New Initiative at Mid Coast Hospital Aims to Stem the Tide of People Struggling with Addiction

Mid Coast Hospital is taking an innovative approach to help people engage in treatment to overcome opioid dependence. Based on a 2015 study reported by Yale University researchers, the approach teams Emergency Department (ED) physicians and behavioral health providers in a collaborative effort that is showing positive results in its first several months.

Called ED/ARC (Addiction Resource Center) Enhanced Referrals for Suboxone and Alcohol, the program is the first of its kind in Maine. ED physicians use newly developed treatment pathways to treat low-risk alcohol withdrawal, opioid withdrawal, and a Suboxone pathway to begin patients on Suboxone while still in the ED. The program provides a screening tool for physicians, and it engages the ED’s Behavioral Health Crisis Team.

"Combined addiction and mental health treatment with FDA-approved medication for opioid use disorder has shown a significant increase in patient access and improved outcomes," said Leah Bauer, MD, of Mid Coast Hospital Addiction Resource Center. "Medications stop withdrawal and relieve cravings so patients can have the best chance of engaging in successful treatment."

Mid Coast Hospital’s ED/ARC Enhanced Referrals program has created a process to identify ED patients who are receptive to treatment, initiate the treatment process, and refer them to Mid Coast Hospital’s ARC for ongoing comprehensive treatment. In most cases, the patient leaves the ED with an appointment at ARC on the next business day.

"The model is based on taking advantage of the opportunity to intervene that an ED physician has when a patient with addiction presents," said Ranjiv Advani, MD, of Mid Coast Hospital Emergency Department. "If that opportunity is not seized at that moment, it may not present again."

Maine, like many states, is struggling with how to stem the use of drugs, including opioids, and treat those who become addicted. In 2017, there were 418 drug-induced deaths in Maine, up 11% from 2016. Mid Coast Hospital is the only hospital in the state with an ED team providing Suboxone treatment to those presenting with opioid dependence.

Prior to this initiative, there was no system in place for how best an ED physician could help a willing patient access the services of ARC. With its ability to schedule new patients promptly, ARC stands apart from many recovery programs in Maine that take weeks or months to access.

"The delay often is a deterrent for people who struggle with addiction," said Dr. Bauer. "This 'soft landing' can be the difference for patients, especially those who have a narrow window of motivation to begin recovery."

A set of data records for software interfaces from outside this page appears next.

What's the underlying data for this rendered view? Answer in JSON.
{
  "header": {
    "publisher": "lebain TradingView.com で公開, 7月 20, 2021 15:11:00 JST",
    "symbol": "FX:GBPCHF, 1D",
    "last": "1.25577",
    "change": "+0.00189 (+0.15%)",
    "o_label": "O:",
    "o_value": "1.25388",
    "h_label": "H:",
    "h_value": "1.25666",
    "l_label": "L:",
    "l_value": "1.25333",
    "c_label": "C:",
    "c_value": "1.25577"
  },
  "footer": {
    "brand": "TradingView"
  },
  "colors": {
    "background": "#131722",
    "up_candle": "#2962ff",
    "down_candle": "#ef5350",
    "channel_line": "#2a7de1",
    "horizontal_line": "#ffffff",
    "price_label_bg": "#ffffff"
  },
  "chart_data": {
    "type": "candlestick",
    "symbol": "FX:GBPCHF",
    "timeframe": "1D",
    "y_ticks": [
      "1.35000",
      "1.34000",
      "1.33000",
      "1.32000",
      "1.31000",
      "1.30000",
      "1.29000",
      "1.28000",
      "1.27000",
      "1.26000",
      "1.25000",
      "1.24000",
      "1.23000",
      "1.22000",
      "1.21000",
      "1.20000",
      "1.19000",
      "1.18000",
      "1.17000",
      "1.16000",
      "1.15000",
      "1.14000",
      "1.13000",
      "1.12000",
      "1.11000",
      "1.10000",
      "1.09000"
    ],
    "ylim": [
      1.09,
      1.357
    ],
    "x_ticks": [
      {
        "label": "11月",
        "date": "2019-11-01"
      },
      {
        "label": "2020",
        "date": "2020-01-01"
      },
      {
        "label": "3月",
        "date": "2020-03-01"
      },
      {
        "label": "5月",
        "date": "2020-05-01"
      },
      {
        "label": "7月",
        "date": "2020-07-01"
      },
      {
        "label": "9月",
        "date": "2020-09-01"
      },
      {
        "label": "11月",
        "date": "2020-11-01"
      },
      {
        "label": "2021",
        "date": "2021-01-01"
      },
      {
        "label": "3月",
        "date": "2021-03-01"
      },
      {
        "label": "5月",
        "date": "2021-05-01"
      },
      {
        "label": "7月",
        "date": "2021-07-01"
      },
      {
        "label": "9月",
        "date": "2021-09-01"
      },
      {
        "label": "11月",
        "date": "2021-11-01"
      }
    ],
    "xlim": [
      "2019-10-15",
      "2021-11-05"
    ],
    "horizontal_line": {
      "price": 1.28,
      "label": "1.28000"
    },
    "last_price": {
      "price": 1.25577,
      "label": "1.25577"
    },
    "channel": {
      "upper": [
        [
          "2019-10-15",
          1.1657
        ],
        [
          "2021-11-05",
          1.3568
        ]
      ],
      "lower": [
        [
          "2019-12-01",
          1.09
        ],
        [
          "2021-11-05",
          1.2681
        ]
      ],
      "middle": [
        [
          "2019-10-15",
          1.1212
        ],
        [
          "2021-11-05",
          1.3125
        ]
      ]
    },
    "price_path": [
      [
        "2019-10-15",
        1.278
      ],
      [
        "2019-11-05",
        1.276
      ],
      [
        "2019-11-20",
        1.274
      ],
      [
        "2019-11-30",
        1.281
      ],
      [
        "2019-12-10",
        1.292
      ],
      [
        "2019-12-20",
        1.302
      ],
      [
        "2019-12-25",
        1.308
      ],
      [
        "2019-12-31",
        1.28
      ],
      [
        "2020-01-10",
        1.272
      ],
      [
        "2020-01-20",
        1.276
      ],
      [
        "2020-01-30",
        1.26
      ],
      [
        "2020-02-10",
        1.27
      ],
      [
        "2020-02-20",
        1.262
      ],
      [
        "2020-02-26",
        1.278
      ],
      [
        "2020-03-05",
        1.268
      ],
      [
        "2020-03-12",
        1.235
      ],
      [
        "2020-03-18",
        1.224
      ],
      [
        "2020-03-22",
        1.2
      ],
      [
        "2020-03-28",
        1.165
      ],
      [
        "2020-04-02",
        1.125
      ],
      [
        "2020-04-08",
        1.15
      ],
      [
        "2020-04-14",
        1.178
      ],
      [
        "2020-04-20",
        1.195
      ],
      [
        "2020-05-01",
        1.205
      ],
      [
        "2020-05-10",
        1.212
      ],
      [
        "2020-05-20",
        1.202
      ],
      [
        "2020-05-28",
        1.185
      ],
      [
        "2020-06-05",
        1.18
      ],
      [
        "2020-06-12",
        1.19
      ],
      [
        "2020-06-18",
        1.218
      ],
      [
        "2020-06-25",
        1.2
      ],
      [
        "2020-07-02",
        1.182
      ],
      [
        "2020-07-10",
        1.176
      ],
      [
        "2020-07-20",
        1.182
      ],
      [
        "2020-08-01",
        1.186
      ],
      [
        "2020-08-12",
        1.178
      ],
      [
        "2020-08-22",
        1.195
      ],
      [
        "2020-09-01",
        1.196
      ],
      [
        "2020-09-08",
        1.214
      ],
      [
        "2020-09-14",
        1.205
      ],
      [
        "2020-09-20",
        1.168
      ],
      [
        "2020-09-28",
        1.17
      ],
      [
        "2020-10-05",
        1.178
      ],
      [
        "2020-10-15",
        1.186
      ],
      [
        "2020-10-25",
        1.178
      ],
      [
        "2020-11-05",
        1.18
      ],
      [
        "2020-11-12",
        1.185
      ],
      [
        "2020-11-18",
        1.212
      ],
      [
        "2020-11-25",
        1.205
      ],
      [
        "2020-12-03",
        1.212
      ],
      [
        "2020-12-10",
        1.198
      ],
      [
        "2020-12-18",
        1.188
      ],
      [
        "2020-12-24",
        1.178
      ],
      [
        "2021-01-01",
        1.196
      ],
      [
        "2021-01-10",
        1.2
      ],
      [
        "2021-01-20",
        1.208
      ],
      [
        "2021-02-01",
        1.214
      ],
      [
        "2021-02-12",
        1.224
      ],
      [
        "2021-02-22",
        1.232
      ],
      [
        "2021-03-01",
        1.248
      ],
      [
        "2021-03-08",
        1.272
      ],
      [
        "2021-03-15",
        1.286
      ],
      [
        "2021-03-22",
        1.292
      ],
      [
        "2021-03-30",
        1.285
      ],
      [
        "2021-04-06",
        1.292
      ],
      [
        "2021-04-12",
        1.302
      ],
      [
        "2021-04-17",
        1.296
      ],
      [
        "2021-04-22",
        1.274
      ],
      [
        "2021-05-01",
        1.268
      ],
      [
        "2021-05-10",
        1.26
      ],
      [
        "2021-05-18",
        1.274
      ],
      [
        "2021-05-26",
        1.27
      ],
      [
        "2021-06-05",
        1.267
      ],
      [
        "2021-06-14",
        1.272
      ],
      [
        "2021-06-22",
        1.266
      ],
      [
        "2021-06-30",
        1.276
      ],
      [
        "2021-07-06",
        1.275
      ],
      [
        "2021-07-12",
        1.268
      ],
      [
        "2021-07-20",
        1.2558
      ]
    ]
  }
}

The Mid Coast Hospital team has screened many patients in the ED who are not ready or willing to engage in treatment. Between the start of the program in mid-October and the end of January, however, 11 patients were referred to ARC, and nine arrived at their first ARC treatment session.

"In March, we began treating a 34-year-old father of an 18-month old, with an extensive history of misuse and previous treatment episodes. He had an accidental overdose, which was a wake up call for him and led him to seek treatment in the ED to fast track his addiction treatment. We began seeing him the following week and now several weeks later, he continues his treatment at ARC, his relationship with his partner has improved, and he is a successful stay-at-home-dad," said Dr. Bauer. "Stories like these are a testament to how this program can help improve lives and bring people back into functioning roles in society."

"As we continue to see an increase in patients with addiction concerns, clinicians on the front lines now have the tools to provide a solution at a time when we can truly make a difference," said Dr. Advani. "The Midcoast region is fortunate to have these resources in our community."